    "I believe the timing of this grant award is an act of divine providence," said Scott C. Pluff, Director of Music Ministries for Epiphany of Our Lord Catholic Church in St. Louis, one of this year's grant winners. "I had no idea how to maintain four growing choirs without a budget for purchasing music. When I learned of this grant award, my heart leapt for joy!"

    Applications for 2010 grants can be submitted between April 30 and June 30, 2009, at www.ocp.org/grants. All U.S. Catholic parishes are eligible to apply, even if they don't currently use an OCP worship program. The purpose of the grant must be linked to liturgy and/or music.

    "Service to the Church is one of the guiding principles of our company," said John Limb, publisher. "We're a not-for-profit, but we are a successful company, thanks in large part to the support we've received from churches. Being in a position to give back to the communities that have helped us spread the Gospel of Jesus Christ is a tremendous blessing."
  • eft94530eft94530
    Posts: 1,573
    All winners for all years are listed on their website ( http://www.ocp.org/grants ).

    With 69 recipients this year, a little web-surfing on each probably would
    help investigators discern the type of application to be favored.

    Being lazy, I started with the only recipient quoted in the newsfeed.
    Awkward.
    http://liturgy.slu.edu/CFL/staff.html
  • Very. Awkward.
  • I worked for a lady and, at a convention in her husband's field, there was a drawing for a free ham by an insurance company by a company soliciting them all for business. She said, "My husband's going to win the ham. They really want his business."

    And they did. And he did.
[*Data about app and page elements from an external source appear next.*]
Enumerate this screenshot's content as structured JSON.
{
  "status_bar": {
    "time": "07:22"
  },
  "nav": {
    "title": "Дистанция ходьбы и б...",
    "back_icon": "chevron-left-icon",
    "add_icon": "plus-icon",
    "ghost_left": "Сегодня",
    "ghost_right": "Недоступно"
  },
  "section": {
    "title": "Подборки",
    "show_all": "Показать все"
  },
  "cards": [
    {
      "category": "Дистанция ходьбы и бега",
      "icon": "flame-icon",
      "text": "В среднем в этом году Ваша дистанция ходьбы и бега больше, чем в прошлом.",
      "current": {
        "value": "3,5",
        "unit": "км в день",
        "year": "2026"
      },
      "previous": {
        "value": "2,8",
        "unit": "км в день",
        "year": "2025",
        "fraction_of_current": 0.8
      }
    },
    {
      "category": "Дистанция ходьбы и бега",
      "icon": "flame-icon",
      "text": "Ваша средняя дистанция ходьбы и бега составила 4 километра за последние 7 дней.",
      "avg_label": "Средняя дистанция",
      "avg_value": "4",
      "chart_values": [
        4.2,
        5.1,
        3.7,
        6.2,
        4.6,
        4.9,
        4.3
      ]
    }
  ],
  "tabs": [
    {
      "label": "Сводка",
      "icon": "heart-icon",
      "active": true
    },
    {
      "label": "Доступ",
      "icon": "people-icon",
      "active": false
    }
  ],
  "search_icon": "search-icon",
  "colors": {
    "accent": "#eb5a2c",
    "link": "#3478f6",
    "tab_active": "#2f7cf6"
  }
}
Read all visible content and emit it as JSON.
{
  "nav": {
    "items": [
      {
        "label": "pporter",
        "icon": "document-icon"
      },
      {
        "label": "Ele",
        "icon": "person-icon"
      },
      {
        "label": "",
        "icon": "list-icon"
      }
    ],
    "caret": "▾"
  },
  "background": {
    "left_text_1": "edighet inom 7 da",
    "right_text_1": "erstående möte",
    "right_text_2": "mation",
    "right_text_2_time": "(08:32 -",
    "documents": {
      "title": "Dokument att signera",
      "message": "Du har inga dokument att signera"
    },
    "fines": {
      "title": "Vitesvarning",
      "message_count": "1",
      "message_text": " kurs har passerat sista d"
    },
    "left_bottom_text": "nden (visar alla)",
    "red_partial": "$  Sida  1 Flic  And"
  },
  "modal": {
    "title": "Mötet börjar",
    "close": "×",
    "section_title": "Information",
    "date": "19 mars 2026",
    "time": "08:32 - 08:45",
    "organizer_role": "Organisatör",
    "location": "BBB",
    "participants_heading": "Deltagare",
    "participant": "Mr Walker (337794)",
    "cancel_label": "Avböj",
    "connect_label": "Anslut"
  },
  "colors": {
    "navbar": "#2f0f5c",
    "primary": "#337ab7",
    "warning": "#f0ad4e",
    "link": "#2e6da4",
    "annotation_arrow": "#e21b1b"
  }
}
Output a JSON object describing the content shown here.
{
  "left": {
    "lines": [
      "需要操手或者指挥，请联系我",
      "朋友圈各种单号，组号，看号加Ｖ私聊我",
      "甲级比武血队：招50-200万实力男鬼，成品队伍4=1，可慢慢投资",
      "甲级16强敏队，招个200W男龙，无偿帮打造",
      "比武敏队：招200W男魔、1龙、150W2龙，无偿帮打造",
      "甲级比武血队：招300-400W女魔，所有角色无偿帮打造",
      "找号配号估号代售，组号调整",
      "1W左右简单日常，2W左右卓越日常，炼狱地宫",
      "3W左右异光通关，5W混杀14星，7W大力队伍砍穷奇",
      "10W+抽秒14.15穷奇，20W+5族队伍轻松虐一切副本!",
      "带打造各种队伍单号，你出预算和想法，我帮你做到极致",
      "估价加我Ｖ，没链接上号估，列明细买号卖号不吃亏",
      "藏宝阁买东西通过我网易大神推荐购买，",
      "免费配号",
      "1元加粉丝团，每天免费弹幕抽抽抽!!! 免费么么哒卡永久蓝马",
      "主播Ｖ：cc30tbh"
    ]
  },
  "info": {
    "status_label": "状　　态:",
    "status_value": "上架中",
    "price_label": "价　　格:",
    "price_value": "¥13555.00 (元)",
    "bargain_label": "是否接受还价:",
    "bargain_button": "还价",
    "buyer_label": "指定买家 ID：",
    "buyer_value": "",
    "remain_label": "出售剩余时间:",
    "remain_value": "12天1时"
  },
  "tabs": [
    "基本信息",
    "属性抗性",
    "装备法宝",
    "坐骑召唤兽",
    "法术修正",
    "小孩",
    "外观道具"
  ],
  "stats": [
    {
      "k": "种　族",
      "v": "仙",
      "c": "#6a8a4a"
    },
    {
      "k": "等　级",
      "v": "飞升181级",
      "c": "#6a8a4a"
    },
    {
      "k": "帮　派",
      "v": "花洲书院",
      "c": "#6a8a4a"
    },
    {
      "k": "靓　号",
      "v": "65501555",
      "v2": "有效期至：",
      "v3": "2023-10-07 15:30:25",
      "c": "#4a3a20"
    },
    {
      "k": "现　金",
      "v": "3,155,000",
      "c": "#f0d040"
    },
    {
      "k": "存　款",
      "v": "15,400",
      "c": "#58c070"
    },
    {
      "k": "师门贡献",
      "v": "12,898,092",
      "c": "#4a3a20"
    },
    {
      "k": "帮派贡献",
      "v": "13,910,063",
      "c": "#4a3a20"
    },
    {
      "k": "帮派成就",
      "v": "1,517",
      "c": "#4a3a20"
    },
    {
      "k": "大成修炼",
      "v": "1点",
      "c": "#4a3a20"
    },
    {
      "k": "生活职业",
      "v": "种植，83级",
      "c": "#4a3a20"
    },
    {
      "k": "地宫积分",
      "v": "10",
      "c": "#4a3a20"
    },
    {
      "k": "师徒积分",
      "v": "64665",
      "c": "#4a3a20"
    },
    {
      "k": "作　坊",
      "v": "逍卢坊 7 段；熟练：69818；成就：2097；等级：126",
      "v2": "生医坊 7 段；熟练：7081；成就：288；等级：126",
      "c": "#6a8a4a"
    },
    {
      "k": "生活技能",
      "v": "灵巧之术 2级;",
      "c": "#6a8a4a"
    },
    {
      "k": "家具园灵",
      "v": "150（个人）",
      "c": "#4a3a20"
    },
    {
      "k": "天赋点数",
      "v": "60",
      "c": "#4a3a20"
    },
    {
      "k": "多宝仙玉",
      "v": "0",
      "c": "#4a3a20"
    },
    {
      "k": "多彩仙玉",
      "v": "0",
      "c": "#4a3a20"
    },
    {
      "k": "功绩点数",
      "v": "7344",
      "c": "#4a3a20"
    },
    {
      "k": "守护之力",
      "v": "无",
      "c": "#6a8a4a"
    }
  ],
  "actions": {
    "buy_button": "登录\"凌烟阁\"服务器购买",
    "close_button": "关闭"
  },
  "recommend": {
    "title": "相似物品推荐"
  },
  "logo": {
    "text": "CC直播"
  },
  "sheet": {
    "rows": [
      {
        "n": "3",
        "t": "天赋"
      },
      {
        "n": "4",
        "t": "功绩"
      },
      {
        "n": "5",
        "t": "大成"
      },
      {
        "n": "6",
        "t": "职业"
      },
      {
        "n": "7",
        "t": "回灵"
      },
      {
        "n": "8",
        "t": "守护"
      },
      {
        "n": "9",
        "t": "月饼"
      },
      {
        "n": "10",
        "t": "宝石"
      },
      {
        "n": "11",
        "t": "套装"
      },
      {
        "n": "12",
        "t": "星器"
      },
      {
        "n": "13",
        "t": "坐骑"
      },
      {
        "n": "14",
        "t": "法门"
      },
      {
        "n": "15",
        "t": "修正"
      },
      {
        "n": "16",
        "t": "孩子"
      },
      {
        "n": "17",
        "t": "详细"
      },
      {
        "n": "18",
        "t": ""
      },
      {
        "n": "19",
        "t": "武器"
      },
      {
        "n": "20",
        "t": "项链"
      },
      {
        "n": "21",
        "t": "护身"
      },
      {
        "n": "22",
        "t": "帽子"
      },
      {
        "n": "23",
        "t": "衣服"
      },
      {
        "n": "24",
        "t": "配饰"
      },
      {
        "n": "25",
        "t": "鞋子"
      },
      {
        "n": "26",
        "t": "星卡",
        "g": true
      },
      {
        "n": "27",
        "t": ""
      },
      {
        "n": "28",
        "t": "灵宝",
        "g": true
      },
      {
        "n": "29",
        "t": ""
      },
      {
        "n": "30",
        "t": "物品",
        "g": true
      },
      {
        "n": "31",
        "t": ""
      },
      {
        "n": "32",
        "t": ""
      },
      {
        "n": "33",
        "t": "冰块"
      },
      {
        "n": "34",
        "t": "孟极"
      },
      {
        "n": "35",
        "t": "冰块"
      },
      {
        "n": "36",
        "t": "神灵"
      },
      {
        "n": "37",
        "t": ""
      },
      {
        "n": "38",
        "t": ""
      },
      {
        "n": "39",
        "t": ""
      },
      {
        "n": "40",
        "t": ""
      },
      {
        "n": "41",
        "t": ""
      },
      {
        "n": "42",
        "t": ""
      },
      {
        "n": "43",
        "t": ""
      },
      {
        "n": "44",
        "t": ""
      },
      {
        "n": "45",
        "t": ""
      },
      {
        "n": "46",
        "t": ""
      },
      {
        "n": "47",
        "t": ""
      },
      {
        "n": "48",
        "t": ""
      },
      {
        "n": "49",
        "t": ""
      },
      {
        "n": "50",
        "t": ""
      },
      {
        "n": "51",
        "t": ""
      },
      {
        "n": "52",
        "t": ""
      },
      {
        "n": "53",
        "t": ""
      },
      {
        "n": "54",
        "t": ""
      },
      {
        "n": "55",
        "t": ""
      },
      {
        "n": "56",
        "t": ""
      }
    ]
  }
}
All too close to home for me. Akward.
  • miacoyne
    Posts: 1,805
    The parish I play organ once a month uses Breaking Bread (OCP), so I happened to have a copy. (they needed a voluteer player.) In my opinion, while the churches appreciate OCP Grant program and generosity, what the churches desperately need is hymnals with more sacred music that the Catholics can truly express their Catholic faith and more suitable liturgical music. The grant money will be better appreciated if OCP inspects the music in their hymnals and include more sacred music that our Church places priorities, rather than songs with commercialized tunes and questionable texts. The song "Yeweh ' is still in the recent Breaking Bread. People who didn't have opportunities to hear what the Church said would be still singing it, because it's there.
    One more thing I have a problem with Breaking Bread is that the parish has to purchase not only the hymnals for the pews but also the huge accompaniment books (a few of them) every year. Poor sisters, they are still doing it every year out of their tight budget. I'm sure there are other parishes have to do that too. I don't know. I want to be positive about the program, but it seemms to me that the good intention and the end cannot justify the means.
  • Although one of the four weekend Masses in my parish still uses OCP hymn materials, we have not bought a new Music Issue (or accompaniments) since the 2007 edition. The old ones are as good as they ever were. We still buy the Today's Missal quarterly for the readings, especially those for daily Masses. Within another year or so we will be completely off the Music Issue and will probably get the Saint Michael's Hymnal once the new texts have been included. It's very important, IMHO, to continue raising the issue of the bastardization of traditional texts in OCP and GIA materials. They don't do this with the best known hymns (Christmas, Easter, etc.) but do so whenever they can otherwise get away with it. I view this as violently cynical and, again, an attempt at social engineering.